── Supplied information ──

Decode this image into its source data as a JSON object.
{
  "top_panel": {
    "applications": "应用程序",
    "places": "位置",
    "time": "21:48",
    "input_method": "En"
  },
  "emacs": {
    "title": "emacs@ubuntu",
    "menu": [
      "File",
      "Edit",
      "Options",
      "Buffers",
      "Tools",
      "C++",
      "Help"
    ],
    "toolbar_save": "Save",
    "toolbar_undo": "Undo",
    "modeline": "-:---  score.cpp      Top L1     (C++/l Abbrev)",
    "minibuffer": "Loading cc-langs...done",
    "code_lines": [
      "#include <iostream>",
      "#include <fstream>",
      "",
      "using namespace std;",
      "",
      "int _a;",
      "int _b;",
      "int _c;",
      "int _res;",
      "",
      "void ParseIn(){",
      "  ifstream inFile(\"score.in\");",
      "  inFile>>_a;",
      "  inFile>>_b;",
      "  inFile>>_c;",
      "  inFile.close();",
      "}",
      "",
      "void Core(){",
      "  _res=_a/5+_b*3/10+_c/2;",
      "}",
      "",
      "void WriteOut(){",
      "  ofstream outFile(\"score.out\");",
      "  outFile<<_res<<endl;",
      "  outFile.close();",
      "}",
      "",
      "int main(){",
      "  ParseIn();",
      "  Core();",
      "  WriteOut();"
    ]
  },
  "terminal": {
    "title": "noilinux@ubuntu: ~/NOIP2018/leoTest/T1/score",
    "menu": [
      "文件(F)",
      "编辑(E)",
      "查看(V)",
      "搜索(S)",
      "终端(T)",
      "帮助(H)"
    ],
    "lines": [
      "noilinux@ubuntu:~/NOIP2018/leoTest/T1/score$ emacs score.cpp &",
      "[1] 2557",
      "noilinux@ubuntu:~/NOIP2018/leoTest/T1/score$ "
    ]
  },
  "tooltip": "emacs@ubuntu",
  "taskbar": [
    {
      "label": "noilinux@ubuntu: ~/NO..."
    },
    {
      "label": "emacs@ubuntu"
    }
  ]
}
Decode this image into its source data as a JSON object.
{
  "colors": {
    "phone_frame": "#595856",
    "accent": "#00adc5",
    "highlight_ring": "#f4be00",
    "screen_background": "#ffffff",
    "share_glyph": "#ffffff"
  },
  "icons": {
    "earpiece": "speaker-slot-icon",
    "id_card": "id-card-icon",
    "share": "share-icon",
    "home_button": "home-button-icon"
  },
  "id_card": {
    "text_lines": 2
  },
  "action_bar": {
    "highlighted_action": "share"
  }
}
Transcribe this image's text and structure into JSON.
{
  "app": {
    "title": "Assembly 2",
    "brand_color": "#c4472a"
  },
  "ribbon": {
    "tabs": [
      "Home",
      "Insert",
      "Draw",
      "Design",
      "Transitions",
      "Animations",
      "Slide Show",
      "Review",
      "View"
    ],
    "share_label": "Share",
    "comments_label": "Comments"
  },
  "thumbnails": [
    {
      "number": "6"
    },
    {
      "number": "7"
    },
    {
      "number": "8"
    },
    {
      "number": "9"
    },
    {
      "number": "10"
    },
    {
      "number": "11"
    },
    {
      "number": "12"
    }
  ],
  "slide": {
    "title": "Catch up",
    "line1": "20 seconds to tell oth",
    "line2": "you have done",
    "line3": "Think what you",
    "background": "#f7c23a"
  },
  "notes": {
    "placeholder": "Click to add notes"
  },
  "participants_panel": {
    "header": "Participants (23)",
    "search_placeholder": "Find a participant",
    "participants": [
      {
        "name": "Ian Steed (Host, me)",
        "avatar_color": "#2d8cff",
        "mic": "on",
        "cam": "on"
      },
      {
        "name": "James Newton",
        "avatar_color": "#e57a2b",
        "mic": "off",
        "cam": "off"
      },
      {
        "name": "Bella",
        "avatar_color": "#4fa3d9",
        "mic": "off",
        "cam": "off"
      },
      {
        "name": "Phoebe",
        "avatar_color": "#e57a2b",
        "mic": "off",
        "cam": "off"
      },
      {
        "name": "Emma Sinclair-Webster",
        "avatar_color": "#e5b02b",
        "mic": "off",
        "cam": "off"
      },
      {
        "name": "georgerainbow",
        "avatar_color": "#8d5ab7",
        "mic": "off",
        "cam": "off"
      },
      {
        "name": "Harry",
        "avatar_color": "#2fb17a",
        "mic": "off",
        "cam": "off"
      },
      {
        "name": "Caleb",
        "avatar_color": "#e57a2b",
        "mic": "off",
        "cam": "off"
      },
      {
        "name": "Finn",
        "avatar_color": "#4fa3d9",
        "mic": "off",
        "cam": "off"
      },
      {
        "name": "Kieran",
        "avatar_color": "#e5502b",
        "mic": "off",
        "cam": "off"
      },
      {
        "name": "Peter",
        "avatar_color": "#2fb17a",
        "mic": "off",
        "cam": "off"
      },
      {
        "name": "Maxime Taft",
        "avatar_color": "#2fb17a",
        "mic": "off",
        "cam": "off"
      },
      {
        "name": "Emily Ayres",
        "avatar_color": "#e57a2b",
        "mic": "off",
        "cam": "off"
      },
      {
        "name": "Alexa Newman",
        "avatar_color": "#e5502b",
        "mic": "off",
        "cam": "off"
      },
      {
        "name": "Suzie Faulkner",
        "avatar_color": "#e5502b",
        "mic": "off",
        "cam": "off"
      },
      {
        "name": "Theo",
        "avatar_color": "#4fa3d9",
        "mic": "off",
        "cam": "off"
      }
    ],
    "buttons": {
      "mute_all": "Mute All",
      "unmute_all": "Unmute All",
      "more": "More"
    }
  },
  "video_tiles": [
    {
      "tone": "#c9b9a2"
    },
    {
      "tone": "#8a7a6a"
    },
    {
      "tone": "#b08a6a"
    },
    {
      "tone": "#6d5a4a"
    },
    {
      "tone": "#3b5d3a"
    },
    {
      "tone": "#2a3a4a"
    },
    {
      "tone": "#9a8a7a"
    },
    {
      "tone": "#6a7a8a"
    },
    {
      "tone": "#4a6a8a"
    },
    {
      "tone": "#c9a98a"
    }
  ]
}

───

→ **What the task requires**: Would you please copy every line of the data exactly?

→ **Answer space**:
Decode this image into its source data as a JSON object.
{
  "top_panel": {
    "applications": "应用程序",
    "places": "位置",
    "time": "21:48",
    "input_method": "En"
  },
  "emacs": {
    "title": "emacs@ubuntu",
    "menu": [
      "File",
      "Edit",
      "Options",
      "Buffers",
      "Tools",
      "C++",
      "Help"
    ],
    "toolbar_save": "Save",
    "toolbar_undo": "Undo",
    "modeline": "-:---  score.cpp      Top L1     (C++/l Abbrev)",
    "minibuffer": "Loading cc-langs...done",
    "code_lines": [
      "#include <iostream>",
      "#include <fstream>",
      "",
      "using namespace std;",
      "",
      "int _a;",
      "int _b;",
      "int _c;",
      "int _res;",
      "",
      "void ParseIn(){",
      "  ifstream inFile(\"score.in\");",
      "  inFile>>_a;",
      "  inFile>>_b;",
      "  inFile>>_c;",
      "  inFile.close();",
      "}",
      "",
      "void Core(){",
      "  _res=_a/5+_b*3/10+_c/2;",
      "}",
      "",
      "void WriteOut(){",
      "  ofstream outFile(\"score.out\");",
      "  outFile<<_res<<endl;",
      "  outFile.close();",
      "}",
      "",
      "int main(){",
      "  ParseIn();",
      "  Core();",
      "  WriteOut();"
    ]
  },
  "terminal": {
    "title": "noilinux@ubuntu: ~/NOIP2018/leoTest/T1/score",
    "menu": [
      "文件(F)",
      "编辑(E)",
      "查看(V)",
      "搜索(S)",
      "终端(T)",
      "帮助(H)"
    ],
    "lines": [
      "noilinux@ubuntu:~/NOIP2018/leoTest/T1/score$ emacs score.cpp &",
      "[1] 2557",
      "noilinux@ubuntu:~/NOIP2018/leoTest/T1/score$ "
    ]
  },
  "tooltip": "emacs@ubuntu",
  "taskbar": [
    {
      "label": "noilinux@ubuntu: ~/NO..."
    },
    {
      "label": "emacs@ubuntu"
    }
  ]
}
Decode this image into its source data as a JSON object.
{
  "colors": {
    "phone_frame": "#595856",
    "accent": "#00adc5",
    "highlight_ring": "#f4be00",
    "screen_background": "#ffffff",
    "share_glyph": "#ffffff"
  },
  "icons": {
    "earpiece": "speaker-slot-icon",
    "id_card": "id-card-icon",
    "share": "share-icon",
    "home_button": "home-button-icon"
  },
  "id_card": {
    "text_lines": 2
  },
  "action_bar": {
    "highlighted_action": "share"
  }
}
Transcribe this image's text and structure into JSON.
{
  "app": {
    "title": "Assembly 2",
    "brand_color": "#c4472a"
  },
  "ribbon": {
    "tabs": [
      "Home",
      "Insert",
      "Draw",
      "Design",
      "Transitions",
      "Animations",
      "Slide Show",
      "Review",
      "View"
    ],
    "share_label": "Share",
    "comments_label": "Comments"
  },
  "thumbnails": [
    {
      "number": "6"
    },
    {
      "number": "7"
    },
    {
      "number": "8"
    },
    {
      "number": "9"
    },
    {
      "number": "10"
    },
    {
      "number": "11"
    },
    {
      "number": "12"
    }
  ],
  "slide": {
    "title": "Catch up",
    "line1": "20 seconds to tell oth",
    "line2": "you have done",
    "line3": "Think what you",
    "background": "#f7c23a"
  },
  "notes": {
    "placeholder": "Click to add notes"
  },
  "participants_panel": {
    "header": "Participants (23)",
    "search_placeholder": "Find a participant",
    "participants": [
      {
        "name": "Ian Steed (Host, me)",
        "avatar_color": "#2d8cff",
        "mic": "on",
        "cam": "on"
      },
      {
        "name": "James Newton",
        "avatar_color": "#e57a2b",
        "mic": "off",
        "cam": "off"
      },
      {
        "name": "Bella",
        "avatar_color": "#4fa3d9",
        "mic": "off",
        "cam": "off"
      },
      {
        "name": "Phoebe",
        "avatar_color": "#e57a2b",
        "mic": "off",
        "cam": "off"
      },
      {
        "name": "Emma Sinclair-Webster",
        "avatar_color": "#e5b02b",
        "mic": "off",
        "cam": "off"
      },
      {
        "name": "georgerainbow",
        "avatar_color": "#8d5ab7",
        "mic": "off",
        "cam": "off"
      },
      {
        "name": "Harry",
        "avatar_color": "#2fb17a",
        "mic": "off",
        "cam": "off"
      },
      {
        "name": "Caleb",
        "avatar_color": "#e57a2b",
        "mic": "off",
        "cam": "off"
      },
      {
        "name": "Finn",
        "avatar_color": "#4fa3d9",
        "mic": "off",
        "cam": "off"
      },
      {
        "name": "Kieran",
        "avatar_color": "#e5502b",
        "mic": "off",
        "cam": "off"
      },
      {
        "name": "Peter",
        "avatar_color": "#2fb17a",
        "mic": "off",
        "cam": "off"
      },
      {
        "name": "Maxime Taft",
        "avatar_color": "#2fb17a",
        "mic": "off",
        "cam": "off"
      },
      {
        "name": "Emily Ayres",
        "avatar_color": "#e57a2b",
        "mic": "off",
        "cam": "off"
      },
      {
        "name": "Alexa Newman",
        "avatar_color": "#e5502b",
        "mic": "off",
        "cam": "off"
      },
      {
        "name": "Suzie Faulkner",
        "avatar_color": "#e5502b",
        "mic": "off",
        "cam": "off"
      },
      {
        "name": "Theo",
        "avatar_color": "#4fa3d9",
        "mic": "off",
        "cam": "off"
      }
    ],
    "buttons": {
      "mute_all": "Mute All",
      "unmute_all": "Unmute All",
      "more": "More"
    }
  },
  "video_tiles": [
    {
      "tone": "#c9b9a2"
    },
    {
      "tone": "#8a7a6a"
    },
    {
      "tone": "#b08a6a"
    },
    {
      "tone": "#6d5a4a"
    },
    {
      "tone": "#3b5d3a"
    },
    {
      "tone": "#2a3a4a"
    },
    {
      "tone": "#9a8a7a"
    },
    {
      "tone": "#6a7a8a"
    },
    {
      "tone": "#4a6a8a"
    },
    {
      "tone": "#c9a98a"
    }
  ]
}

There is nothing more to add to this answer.